= Exercise description =
Please copy out the lines in the entries that contain "icon".

*** Extracted information ***

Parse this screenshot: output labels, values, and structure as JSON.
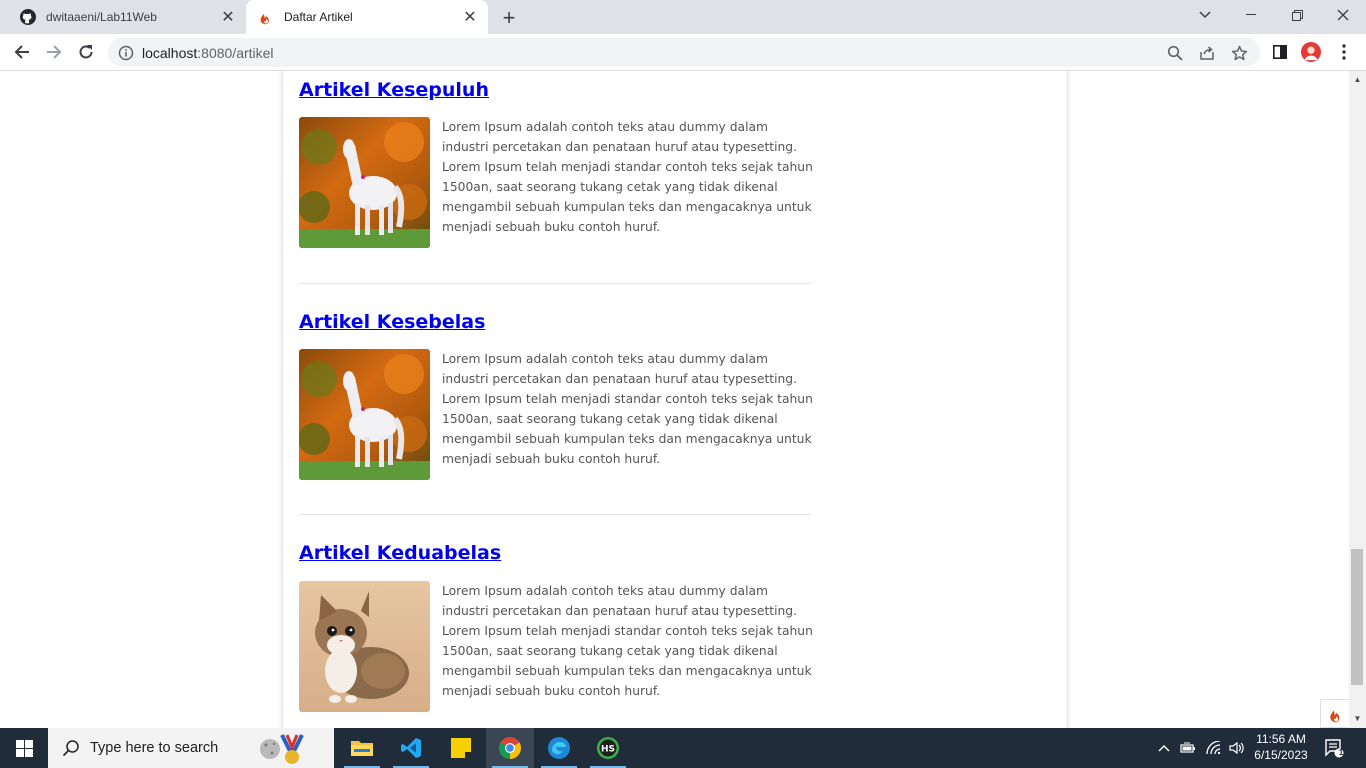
{
  "browser": {
    "tabs": [
      {
        "title": "dwitaaeni/Lab11Web",
        "icon": "github-icon"
      },
      {
        "title": "Daftar Artikel",
        "icon": "codeigniter-icon"
      }
    ],
    "url_host": "localhost",
    "url_rest": ":8080/artikel"
  },
  "articles": [
    {
      "title": "Artikel Kesepuluh",
      "image": "horse-photo",
      "body": "Lorem Ipsum adalah contoh teks atau dummy dalam industri percetakan dan penataan huruf atau typesetting. Lorem Ipsum telah menjadi standar contoh teks sejak tahun 1500an, saat seorang tukang cetak yang tidak dikenal mengambil sebuah kumpulan teks dan mengacaknya untuk menjadi sebuah buku contoh huruf."
    },
    {
      "title": "Artikel Kesebelas",
      "image": "horse-photo",
      "body": "Lorem Ipsum adalah contoh teks atau dummy dalam industri percetakan dan penataan huruf atau typesetting. Lorem Ipsum telah menjadi standar contoh teks sejak tahun 1500an, saat seorang tukang cetak yang tidak dikenal mengambil sebuah kumpulan teks dan mengacaknya untuk menjadi sebuah buku contoh huruf."
    },
    {
      "title": "Artikel Keduabelas",
      "image": "kitten-photo",
      "body": "Lorem Ipsum adalah contoh teks atau dummy dalam industri percetakan dan penataan huruf atau typesetting. Lorem Ipsum telah menjadi standar contoh teks sejak tahun 1500an, saat seorang tukang cetak yang tidak dikenal mengambil sebuah kumpulan teks dan mengacaknya untuk menjadi sebuah buku contoh huruf."
    }
  ],
  "taskbar": {
    "search_placeholder": "Type here to search",
    "time": "11:56 AM",
    "date": "6/15/2023",
    "notification_count": "1"
  },
  "colors": {
    "link": "#0000ee",
    "taskbar": "#202c3a",
    "tabbar": "#dee1e6"
  }
}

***

= Result of this exercise =
        "icon": "github-icon"
        "icon": "codeigniter-icon"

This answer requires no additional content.